Element data from apps and pages:

.....

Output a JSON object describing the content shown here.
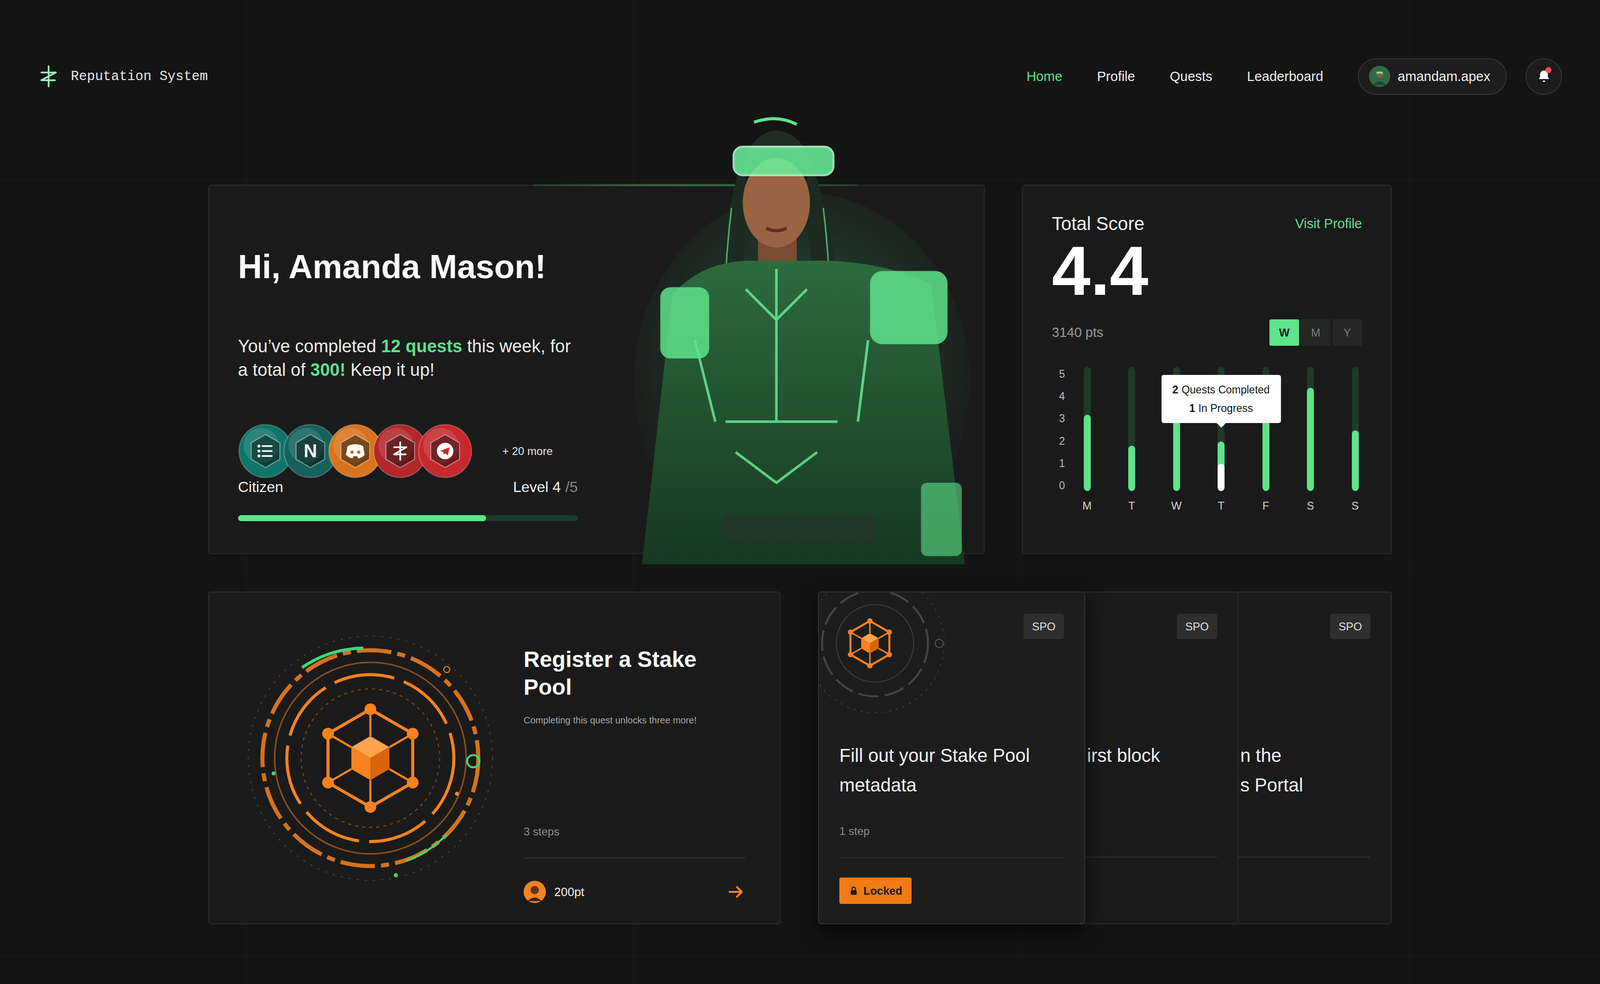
{
  "app": {
    "title": "Reputation System"
  },
  "nav": [
    {
      "label": "Home",
      "selected": true
    },
    {
      "label": "Profile",
      "selected": false
    },
    {
      "label": "Quests",
      "selected": false
    },
    {
      "label": "Leaderboard",
      "selected": false
    }
  ],
  "user": {
    "handle": "amandam.apex"
  },
  "notifications": {
    "unread": true
  },
  "hero": {
    "greeting": "Hi, Amanda Mason!",
    "summary": [
      {
        "text": "You’ve completed ",
        "highlight": false
      },
      {
        "text": "12 quests",
        "highlight": true
      },
      {
        "text": " this week, for a total of ",
        "highlight": false
      },
      {
        "text": "300!",
        "highlight": true
      },
      {
        "text": " Keep it up!",
        "highlight": false
      }
    ],
    "badges": [
      {
        "kind": "list",
        "color": "#0e7568"
      },
      {
        "kind": "notion",
        "glyph": "N",
        "color": "#13625c"
      },
      {
        "kind": "discord",
        "color": "#d9741c"
      },
      {
        "kind": "logo",
        "color": "#b3262a"
      },
      {
        "kind": "telegram",
        "color": "#c7282c"
      }
    ],
    "more": "+ 20 more",
    "rank": "Citizen",
    "level_label": "Level 4",
    "level_max": "/5",
    "level": 0.73
  },
  "score": {
    "title": "Total Score",
    "link": "Visit Profile",
    "value": "4.4",
    "points": "3140 pts",
    "ranges": [
      {
        "label": "W",
        "selected": true
      },
      {
        "label": "M",
        "selected": false
      },
      {
        "label": "Y",
        "selected": false
      }
    ],
    "chart": {
      "ticks": [
        "5",
        "4",
        "3",
        "2",
        "1",
        "0"
      ],
      "days": [
        "M",
        "T",
        "W",
        "T",
        "F",
        "S",
        "S"
      ],
      "completed": [
        3.2,
        1.8,
        3.5,
        2,
        3.2,
        4.4,
        2.5
      ],
      "in_progress": [
        0,
        0,
        0,
        1,
        0,
        0,
        0
      ],
      "hovered": [
        false,
        false,
        false,
        true,
        false,
        false,
        false
      ]
    },
    "tooltip": {
      "completed_count": "2",
      "completed_label": "Quests Completed",
      "progress_count": "1",
      "progress_label": "In Progress"
    }
  },
  "featured": {
    "title": "Register a Stake Pool",
    "subtitle": "Completing this quest unlocks three more!",
    "steps": "3 steps",
    "points": "200pt"
  },
  "queue": [
    {
      "kind": "card",
      "tag": "SPO",
      "title": "Fill out your Stake Pool metadata",
      "steps": "1 step",
      "status": "Locked",
      "locked": true
    },
    {
      "kind": "slice",
      "tag": "SPO",
      "lines": [
        "irst block"
      ]
    },
    {
      "kind": "slice",
      "tag": "SPO",
      "lines": [
        "n the",
        "s Portal"
      ]
    }
  ]
}
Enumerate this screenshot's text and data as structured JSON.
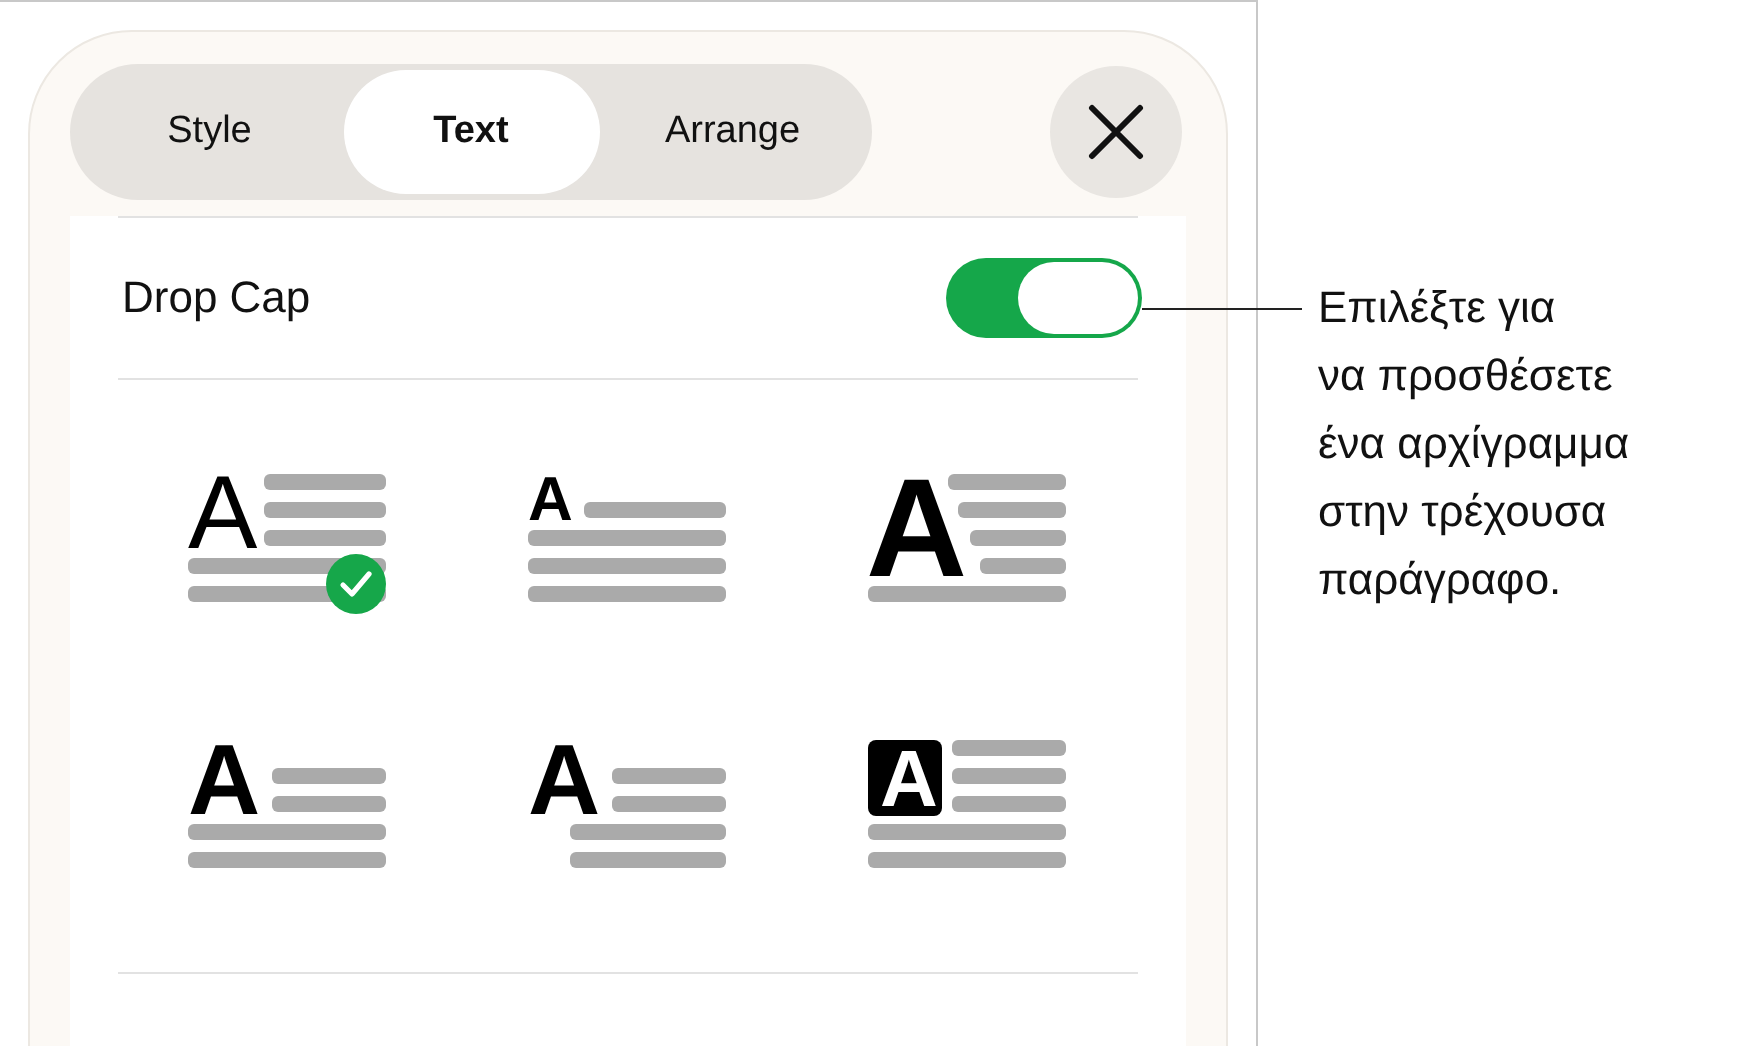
{
  "tabs": [
    {
      "label": "Style",
      "selected": false
    },
    {
      "label": "Text",
      "selected": true
    },
    {
      "label": "Arrange",
      "selected": false
    }
  ],
  "drop_cap": {
    "label": "Drop Cap",
    "on": true
  },
  "styles": [
    {
      "kind": "thin",
      "letter": "A",
      "selected": true
    },
    {
      "kind": "small",
      "letter": "A",
      "selected": false
    },
    {
      "kind": "large",
      "letter": "A",
      "selected": false
    },
    {
      "kind": "bold",
      "letter": "A",
      "selected": false
    },
    {
      "kind": "hanging",
      "letter": "A",
      "selected": false
    },
    {
      "kind": "boxed",
      "letter": "A",
      "selected": false
    }
  ],
  "callout": "Επιλέξτε για\nνα προσθέσετε\nένα αρχίγραμμα\nστην τρέχουσα\nπαράγραφο."
}
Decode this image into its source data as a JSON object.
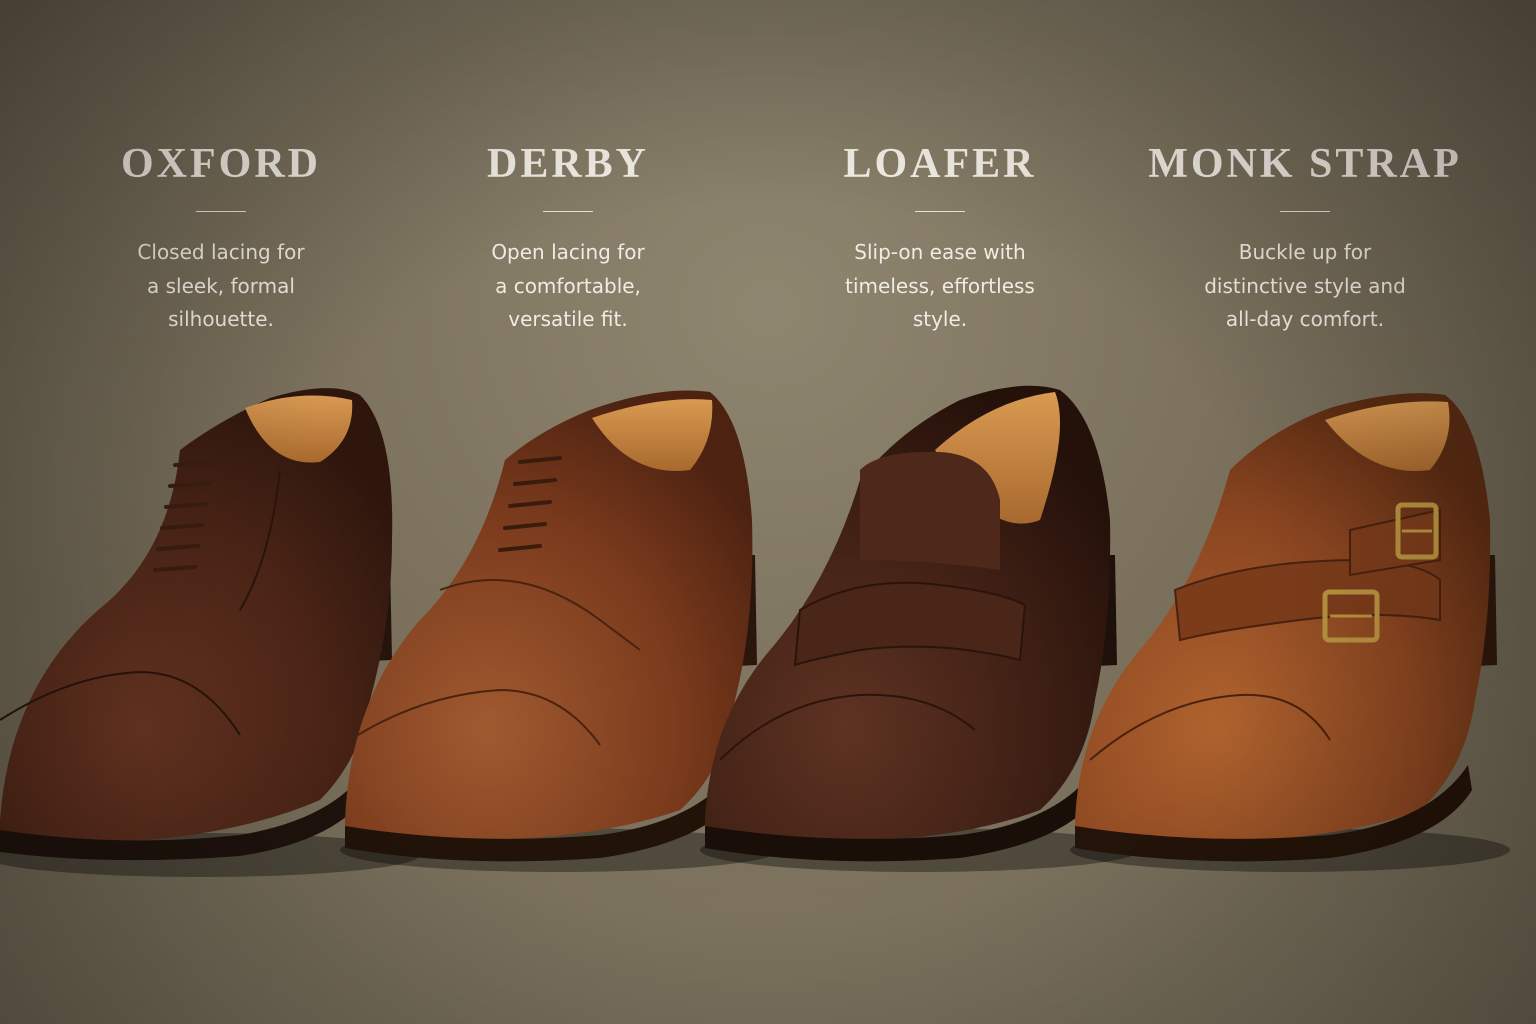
{
  "styles": [
    {
      "name": "OXFORD",
      "description": [
        "Closed lacing for",
        "a sleek, formal",
        "silhouette."
      ]
    },
    {
      "name": "DERBY",
      "description": [
        "Open lacing for",
        "a comfortable,",
        "versatile fit."
      ]
    },
    {
      "name": "LOAFER",
      "description": [
        "Slip-on ease with",
        "timeless, effortless",
        "style."
      ]
    },
    {
      "name": "MONK STRAP",
      "description": [
        "Buckle up for",
        "distinctive style and",
        "all-day comfort."
      ]
    }
  ],
  "colors": {
    "background": "#7a705c",
    "text": "#f4efe6",
    "oxford_leather": "#4a2416",
    "derby_leather": "#7a3a1c",
    "loafer_leather": "#3e1f14",
    "monk_leather": "#8a4520",
    "lining": "#c98a45",
    "sole": "#1e120c",
    "buckle": "#b8923f"
  }
}
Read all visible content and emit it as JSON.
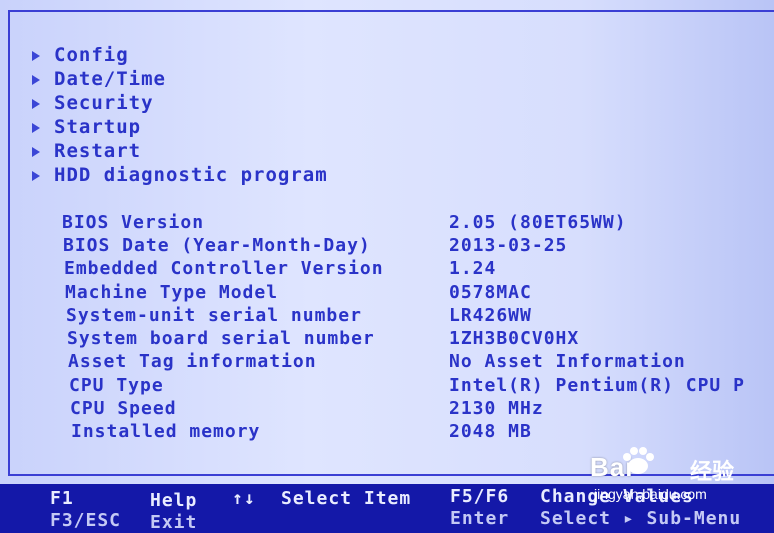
{
  "menu": {
    "items": [
      {
        "label": "Config"
      },
      {
        "label": "Date/Time"
      },
      {
        "label": "Security"
      },
      {
        "label": "Startup"
      },
      {
        "label": "Restart"
      },
      {
        "label": "HDD diagnostic program"
      }
    ]
  },
  "system_info": {
    "rows": [
      {
        "label": "BIOS Version",
        "value": "2.05   (80ET65WW)"
      },
      {
        "label": "BIOS Date (Year-Month-Day)",
        "value": "2013-03-25"
      },
      {
        "label": "Embedded Controller Version",
        "value": "1.24"
      },
      {
        "label": "Machine Type Model",
        "value": "0578MAC"
      },
      {
        "label": "System-unit serial number",
        "value": "LR426WW"
      },
      {
        "label": "System board serial number",
        "value": "1ZH3B0CV0HX"
      },
      {
        "label": "Asset Tag information",
        "value": "No Asset Information"
      },
      {
        "label": "CPU Type",
        "value": "Intel(R) Pentium(R) CPU P"
      },
      {
        "label": "CPU Speed",
        "value": "2130 MHz"
      },
      {
        "label": "Installed memory",
        "value": "2048 MB"
      }
    ]
  },
  "footer": {
    "f1_key": "F1",
    "f1_label": "Help",
    "arrows_key": "↑↓",
    "arrows_label": "Select Item",
    "f5f6_key": "F5/F6",
    "f5f6_label": "Change Values",
    "esc_key": "F3/ESC",
    "esc_label": "Exit",
    "enter_key": "Enter",
    "enter_label": "Select ▸ Sub-Menu"
  },
  "watermark": {
    "brand": "Bai",
    "brand_suffix": "经验",
    "url": "jingyan.baidu.com"
  }
}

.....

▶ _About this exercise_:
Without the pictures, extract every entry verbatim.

▶ _Your response_:
Output a JSON object describing the content shown here.
{
  "app": {
    "title": "Reputation System"
  },
  "nav": [
    {
      "label": "Home",
      "selected": true
    },
    {
      "label": "Profile",
      "selected": false
    },
    {
      "label": "Quests",
      "selected": false
    },
    {
      "label": "Leaderboard",
      "selected": false
    }
  ],
  "user": {
    "handle": "amandam.apex"
  },
  "notifications": {
    "unread": true
  },
  "hero": {
    "greeting": "Hi, Amanda Mason!",
    "summary": [
      {
        "text": "You’ve completed ",
        "highlight": false
      },
      {
        "text": "12 quests",
        "highlight": true
      },
      {
        "text": " this week, for a total of ",
        "highlight": false
      },
      {
        "text": "300!",
        "highlight": true
      },
      {
        "text": " Keep it up!",
        "highlight": false
      }
    ],
    "badges": [
      {
        "kind": "list",
        "color": "#0e7568"
      },
      {
        "kind": "notion",
        "glyph": "N",
        "color": "#13625c"
      },
      {
        "kind": "discord",
        "color": "#d9741c"
      },
      {
        "kind": "logo",
        "color": "#b3262a"
      },
      {
        "kind": "telegram",
        "color": "#c7282c"
      }
    ],
    "more": "+ 20 more",
    "rank": "Citizen",
    "level_label": "Level 4",
    "level_max": "/5",
    "level": 0.73
  },
  "score": {
    "title": "Total Score",
    "link": "Visit Profile",
    "value": "4.4",
    "points": "3140 pts",
    "ranges": [
      {
        "label": "W",
        "selected": true
      },
      {
        "label": "M",
        "selected": false
      },
      {
        "label": "Y",
        "selected": false
      }
    ],
    "chart": {
      "ticks": [
        "5",
        "4",
        "3",
        "2",
        "1",
        "0"
      ],
      "days": [
        "M",
        "T",
        "W",
        "T",
        "F",
        "S",
        "S"
      ],
      "completed": [
        3.2,
        1.8,
        3.5,
        2,
        3.2,
        4.4,
        2.5
      ],
      "in_progress": [
        0,
        0,
        0,
        1,
        0,
        0,
        0
      ],
      "hovered": [
        false,
        false,
        false,
        true,
        false,
        false,
        false
      ]
    },
    "tooltip": {
      "completed_count": "2",
      "completed_label": "Quests Completed",
      "progress_count": "1",
      "progress_label": "In Progress"
    }
  },
  "featured": {
    "title": "Register a Stake Pool",
    "subtitle": "Completing this quest unlocks three more!",
    "steps": "3 steps",
    "points": "200pt"
  },
  "queue": [
    {
      "kind": "card",
      "tag": "SPO",
      "title": "Fill out your Stake Pool metadata",
      "steps": "1 step",
      "status": "Locked",
      "locked": true
    },
    {
      "kind": "slice",
      "tag": "SPO",
      "lines": [
        "irst block"
      ]
    },
    {
      "kind": "slice",
      "tag": "SPO",
      "lines": [
        "n the",
        "s Portal"
      ]
    }
  ]
}
Enumerate this screenshot's text and data as structured JSON.
{
  "tabs": [
    {
      "label": "Style",
      "selected": false
    },
    {
      "label": "Text",
      "selected": true
    },
    {
      "label": "Arrange",
      "selected": false
    }
  ],
  "drop_cap": {
    "label": "Drop Cap",
    "on": true
  },
  "styles": [
    {
      "kind": "thin",
      "letter": "A",
      "selected": true
    },
    {
      "kind": "small",
      "letter": "A",
      "selected": false
    },
    {
      "kind": "large",
      "letter": "A",
      "selected": false
    },
    {
      "kind": "bold",
      "letter": "A",
      "selected": false
    },
    {
      "kind": "hanging",
      "letter": "A",
      "selected": false
    },
    {
      "kind": "boxed",
      "letter": "A",
      "selected": false
    }
  ],
  "callout": "Επιλέξτε για\nνα προσθέσετε\nένα αρχίγραμμα\nστην τρέχουσα\nπαράγραφο."
}
Decode this image into its source data as a JSON object.
{
  "styles": [
    {
      "name": "OXFORD",
      "description": [
        "Closed lacing for",
        "a sleek, formal",
        "silhouette."
      ]
    },
    {
      "name": "DERBY",
      "description": [
        "Open lacing for",
        "a comfortable,",
        "versatile fit."
      ]
    },
    {
      "name": "LOAFER",
      "description": [
        "Slip-on ease with",
        "timeless, effortless",
        "style."
      ]
    },
    {
      "name": "MONK STRAP",
      "description": [
        "Buckle up for",
        "distinctive style and",
        "all-day comfort."
      ]
    }
  ],
  "colors": {
    "background": "#7a705c",
    "text": "#f4efe6",
    "oxford_leather": "#4a2416",
    "derby_leather": "#7a3a1c",
    "loafer_leather": "#3e1f14",
    "monk_leather": "#8a4520",
    "lining": "#c98a45",
    "sole": "#1e120c",
    "buckle": "#b8923f"
  }
}
Read all visible content and emit it as JSON.
{
  "menu": {
    "items": [
      {
        "label": "Config"
      },
      {
        "label": "Date/Time"
      },
      {
        "label": "Security"
      },
      {
        "label": "Startup"
      },
      {
        "label": "Restart"
      },
      {
        "label": "HDD diagnostic program"
      }
    ]
  },
  "system_info": {
    "rows": [
      {
        "label": "BIOS Version",
        "value": "2.05   (80ET65WW)"
      },
      {
        "label": "BIOS Date (Year-Month-Day)",
        "value": "2013-03-25"
      },
      {
        "label": "Embedded Controller Version",
        "value": "1.24"
      },
      {
        "label": "Machine Type Model",
        "value": "0578MAC"
      },
      {
        "label": "System-unit serial number",
        "value": "LR426WW"
      },
      {
        "label": "System board serial number",
        "value": "1ZH3B0CV0HX"
      },
      {
        "label": "Asset Tag information",
        "value": "No Asset Information"
      },
      {
        "label": "CPU Type",
        "value": "Intel(R) Pentium(R) CPU P"
      },
      {
        "label": "CPU Speed",
        "value": "2130 MHz"
      },
      {
        "label": "Installed memory",
        "value": "2048 MB"
      }
    ]
  },
  "footer": {
    "f1_key": "F1",
    "f1_label": "Help",
    "arrows_key": "↑↓",
    "arrows_label": "Select Item",
    "f5f6_key": "F5/F6",
    "f5f6_label": "Change Values",
    "esc_key": "F3/ESC",
    "esc_label": "Exit",
    "enter_key": "Enter",
    "enter_label": "Select ▸ Sub-Menu"
  },
  "watermark": {
    "brand": "Bai",
    "brand_suffix": "经验",
    "url": "jingyan.baidu.com"
  }
}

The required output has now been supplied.